- **YOUR INSTRUCTIONS**: Copy each entry below exactly.

SUPPLIED DATA Start Marker

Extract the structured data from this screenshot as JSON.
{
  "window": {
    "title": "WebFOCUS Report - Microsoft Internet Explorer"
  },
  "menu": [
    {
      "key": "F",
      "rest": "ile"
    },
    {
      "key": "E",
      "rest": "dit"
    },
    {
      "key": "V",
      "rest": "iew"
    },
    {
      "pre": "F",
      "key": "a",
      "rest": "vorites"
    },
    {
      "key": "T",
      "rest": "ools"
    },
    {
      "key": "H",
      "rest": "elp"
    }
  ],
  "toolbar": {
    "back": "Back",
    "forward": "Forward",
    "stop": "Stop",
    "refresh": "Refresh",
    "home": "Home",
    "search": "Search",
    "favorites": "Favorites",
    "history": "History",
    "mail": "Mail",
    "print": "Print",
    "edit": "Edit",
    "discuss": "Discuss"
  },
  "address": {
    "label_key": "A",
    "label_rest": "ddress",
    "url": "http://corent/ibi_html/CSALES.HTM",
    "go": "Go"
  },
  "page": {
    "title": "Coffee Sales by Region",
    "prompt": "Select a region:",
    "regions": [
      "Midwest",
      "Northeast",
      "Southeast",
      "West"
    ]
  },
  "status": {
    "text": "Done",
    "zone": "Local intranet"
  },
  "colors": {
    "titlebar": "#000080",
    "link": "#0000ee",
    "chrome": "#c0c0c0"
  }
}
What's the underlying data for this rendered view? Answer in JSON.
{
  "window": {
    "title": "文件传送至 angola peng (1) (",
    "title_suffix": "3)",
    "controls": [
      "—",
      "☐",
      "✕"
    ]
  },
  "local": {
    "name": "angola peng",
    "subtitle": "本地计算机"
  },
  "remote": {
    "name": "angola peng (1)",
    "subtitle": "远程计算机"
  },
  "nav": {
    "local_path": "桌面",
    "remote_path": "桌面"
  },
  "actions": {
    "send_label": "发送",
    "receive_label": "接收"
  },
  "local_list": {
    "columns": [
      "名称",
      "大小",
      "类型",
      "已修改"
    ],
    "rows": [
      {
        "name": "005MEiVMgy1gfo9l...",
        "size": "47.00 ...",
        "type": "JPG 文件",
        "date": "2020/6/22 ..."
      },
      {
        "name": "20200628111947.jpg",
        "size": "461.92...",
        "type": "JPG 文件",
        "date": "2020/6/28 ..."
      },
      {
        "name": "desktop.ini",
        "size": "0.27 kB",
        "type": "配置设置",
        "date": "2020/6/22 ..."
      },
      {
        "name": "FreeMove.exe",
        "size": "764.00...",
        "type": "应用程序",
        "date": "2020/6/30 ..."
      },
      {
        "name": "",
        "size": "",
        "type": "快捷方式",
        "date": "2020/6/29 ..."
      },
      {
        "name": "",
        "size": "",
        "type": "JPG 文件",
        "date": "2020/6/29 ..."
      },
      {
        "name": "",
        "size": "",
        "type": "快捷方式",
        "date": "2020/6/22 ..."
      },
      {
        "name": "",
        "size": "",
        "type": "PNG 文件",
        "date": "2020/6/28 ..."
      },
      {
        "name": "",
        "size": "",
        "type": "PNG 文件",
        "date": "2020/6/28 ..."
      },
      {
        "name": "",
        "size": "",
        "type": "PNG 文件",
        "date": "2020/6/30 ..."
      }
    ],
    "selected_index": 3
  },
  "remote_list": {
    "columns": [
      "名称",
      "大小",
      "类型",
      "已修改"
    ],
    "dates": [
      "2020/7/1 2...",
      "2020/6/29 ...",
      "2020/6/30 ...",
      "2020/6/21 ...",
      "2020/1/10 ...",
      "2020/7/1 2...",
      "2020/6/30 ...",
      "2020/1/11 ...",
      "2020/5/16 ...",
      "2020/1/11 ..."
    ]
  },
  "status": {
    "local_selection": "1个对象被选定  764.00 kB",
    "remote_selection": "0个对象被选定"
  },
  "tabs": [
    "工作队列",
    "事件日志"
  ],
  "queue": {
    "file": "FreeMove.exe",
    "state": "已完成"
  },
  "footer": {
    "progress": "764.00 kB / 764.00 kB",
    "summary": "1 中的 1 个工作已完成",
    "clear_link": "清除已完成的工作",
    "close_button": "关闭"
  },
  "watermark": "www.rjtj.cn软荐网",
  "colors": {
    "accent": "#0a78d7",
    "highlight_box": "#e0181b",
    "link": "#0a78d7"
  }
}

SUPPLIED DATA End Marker

- **SOLUTION FOR THIS PROBLEM**:
Extract the structured data from this screenshot as JSON.
{
  "window": {
    "title": "WebFOCUS Report - Microsoft Internet Explorer"
  },
  "menu": [
    {
      "key": "F",
      "rest": "ile"
    },
    {
      "key": "E",
      "rest": "dit"
    },
    {
      "key": "V",
      "rest": "iew"
    },
    {
      "pre": "F",
      "key": "a",
      "rest": "vorites"
    },
    {
      "key": "T",
      "rest": "ools"
    },
    {
      "key": "H",
      "rest": "elp"
    }
  ],
  "toolbar": {
    "back": "Back",
    "forward": "Forward",
    "stop": "Stop",
    "refresh": "Refresh",
    "home": "Home",
    "search": "Search",
    "favorites": "Favorites",
    "history": "History",
    "mail": "Mail",
    "print": "Print",
    "edit": "Edit",
    "discuss": "Discuss"
  },
  "address": {
    "label_key": "A",
    "label_rest": "ddress",
    "url": "http://corent/ibi_html/CSALES.HTM",
    "go": "Go"
  },
  "page": {
    "title": "Coffee Sales by Region",
    "prompt": "Select a region:",
    "regions": [
      "Midwest",
      "Northeast",
      "Southeast",
      "West"
    ]
  },
  "status": {
    "text": "Done",
    "zone": "Local intranet"
  },
  "colors": {
    "titlebar": "#000080",
    "link": "#0000ee",
    "chrome": "#c0c0c0"
  }
}
What's the underlying data for this rendered view? Answer in JSON.
{
  "window": {
    "title": "文件传送至 angola peng (1) (",
    "title_suffix": "3)",
    "controls": [
      "—",
      "☐",
      "✕"
    ]
  },
  "local": {
    "name": "angola peng",
    "subtitle": "本地计算机"
  },
  "remote": {
    "name": "angola peng (1)",
    "subtitle": "远程计算机"
  },
  "nav": {
    "local_path": "桌面",
    "remote_path": "桌面"
  },
  "actions": {
    "send_label": "发送",
    "receive_label": "接收"
  },
  "local_list": {
    "columns": [
      "名称",
      "大小",
      "类型",
      "已修改"
    ],
    "rows": [
      {
        "name": "005MEiVMgy1gfo9l...",
        "size": "47.00 ...",
        "type": "JPG 文件",
        "date": "2020/6/22 ..."
      },
      {
        "name": "20200628111947.jpg",
        "size": "461.92...",
        "type": "JPG 文件",
        "date": "2020/6/28 ..."
      },
      {
        "name": "desktop.ini",
        "size": "0.27 kB",
        "type": "配置设置",
        "date": "2020/6/22 ..."
      },
      {
        "name": "FreeMove.exe",
        "size": "764.00...",
        "type": "应用程序",
        "date": "2020/6/30 ..."
      },
      {
        "name": "",
        "size": "",
        "type": "快捷方式",
        "date": "2020/6/29 ..."
      },
      {
        "name": "",
        "size": "",
        "type": "JPG 文件",
        "date": "2020/6/29 ..."
      },
      {
        "name": "",
        "size": "",
        "type": "快捷方式",
        "date": "2020/6/22 ..."
      },
      {
        "name": "",
        "size": "",
        "type": "PNG 文件",
        "date": "2020/6/28 ..."
      },
      {
        "name": "",
        "size": "",
        "type": "PNG 文件",
        "date": "2020/6/28 ..."
      },
      {
        "name": "",
        "size": "",
        "type": "PNG 文件",
        "date": "2020/6/30 ..."
      }
    ],
    "selected_index": 3
  },
  "remote_list": {
    "columns": [
      "名称",
      "大小",
      "类型",
      "已修改"
    ],
    "dates": [
      "2020/7/1 2...",
      "2020/6/29 ...",
      "2020/6/30 ...",
      "2020/6/21 ...",
      "2020/1/10 ...",
      "2020/7/1 2...",
      "2020/6/30 ...",
      "2020/1/11 ...",
      "2020/5/16 ...",
      "2020/1/11 ..."
    ]
  },
  "status": {
    "local_selection": "1个对象被选定  764.00 kB",
    "remote_selection": "0个对象被选定"
  },
  "tabs": [
    "工作队列",
    "事件日志"
  ],
  "queue": {
    "file": "FreeMove.exe",
    "state": "已完成"
  },
  "footer": {
    "progress": "764.00 kB / 764.00 kB",
    "summary": "1 中的 1 个工作已完成",
    "clear_link": "清除已完成的工作",
    "close_button": "关闭"
  },
  "watermark": "www.rjtj.cn软荐网",
  "colors": {
    "accent": "#0a78d7",
    "highlight_box": "#e0181b",
    "link": "#0a78d7"
  }
}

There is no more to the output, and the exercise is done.